Exceptions are sometimes made for drivers who use marijuana for medical purposes. Legal medical marijuana is often used as an alternative treatment for chronic diseases such as cancer, AIDS, and multiple sclerosis, and it is also used to treat psychiatric conditions such as depression and anxiety. Since patients take as much weed as necessary to alleviate their symptoms, levels of potential impairment will vary when driving. The amount of marijuana used depends on disease severity and patient tolerance, and the method of intake varies as well. Some patients opt to smoke cannabis, while others are prescribed CBD oil sprays, which is often used to treat multiple sclerosis. CBD oils contain only marginal amounts of THC and do not produce a high, so using it will not impair driving performance. Additionally, some states in the U.S. will not punish medical marijuana patients if traces of THC are found in their bloodstream, even if they have zero tolerance laws.
Even though the level of driving impairment experienced by medical marijuana users isn’t constant, most researchers and clinicians recommend taking a cautious approach.

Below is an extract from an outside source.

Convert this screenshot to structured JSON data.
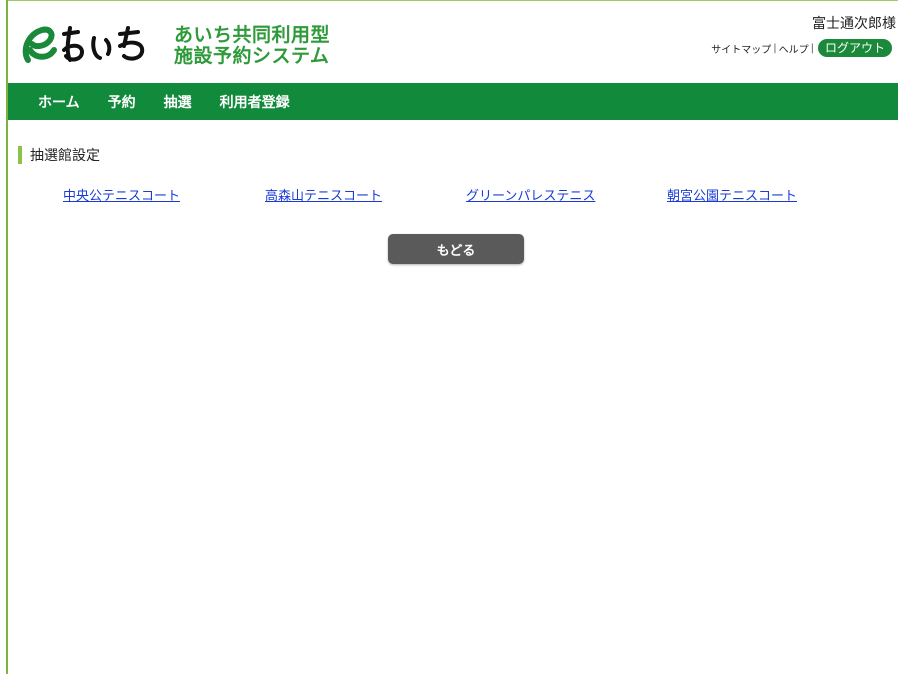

A review on medical marijuana use concluded that medical marijuana users should wait at least eight hours after achieving a high before they attempt to drive. While this suggestion isn’t necessarily practical, it is at least a safe one. Medical marijuana can significantly improve a patient’s quality of life, and being able to drive while focused and pain-free is a big part of this improvement.
CBD’s role in cannabis and driving
CBD (cannabidiol) is a cannabinoid present in marijuana that doesn’t produce the psychoactive effects of THC. CBD oils provide a number of therapeutic benefits, and are commonly used as alternatives for treating pain, anxiety, and insomnia, as well as chronic diseases such as epilepsy. Many medical marijuana users depend on CBD to be able to drive without pain, cognitive deficits, or muscle spasms.
Studies have demonstrated that drivers who use CBD oil show no significant impairment to their driving ability. However, all CBD oils contain traces of other cannabinoids, including THC, which is the main cannabinoid measured in drug tests. While it is practically impossible for CBD to impair your driving ability, a drug test could yield a positive result if it contains an unusually high concentration of THC. Other than that, there are no real dangers to driving after using CBD oil.
Q: Can you drive on CBD?
A: CBD doesn’t produce the psychoactive effects that THC is known for, so you should be able to drive just fine. Just remember that there could be traces of THC in CBD products.
The dangers of driving on weed
All things considered, driving under the influence of cannabis is potentially dangerous. The psychological impairments suffered by drivers make them incredibly susceptible to getting into car accidents. Countless research studies have concluded that driving under the influence of cannabis greatly increases the risks of getting into a car crash. One study in particular estimated that the psychomotor and cognitive impairments that come along with cannabis use increase individual crash risk by as much as 20-30%. Moreover, cannabis is the second most common psychoactive substance found in the bloodstreams of people involved in serious or fatal car crashes, behind only alcohol. While no direct correlation between marijuana use and car accidents has been confirmed, these statistics undeniably prove the potential dangers of driving under its influence.
Cannabis and driving remains an important issue moving forward
It is important that people worldwide be informed of how driving under the influence of cannabis presents a safety issue. At the same time, laws regarding marijuana and driving need to appropriately reflect these risks. As attitudes towards cannabis become more and more liberal, and more people start using it for medicinal and recreational purposes, it is vital that these issues be made known for the sake of everyone’s well-being.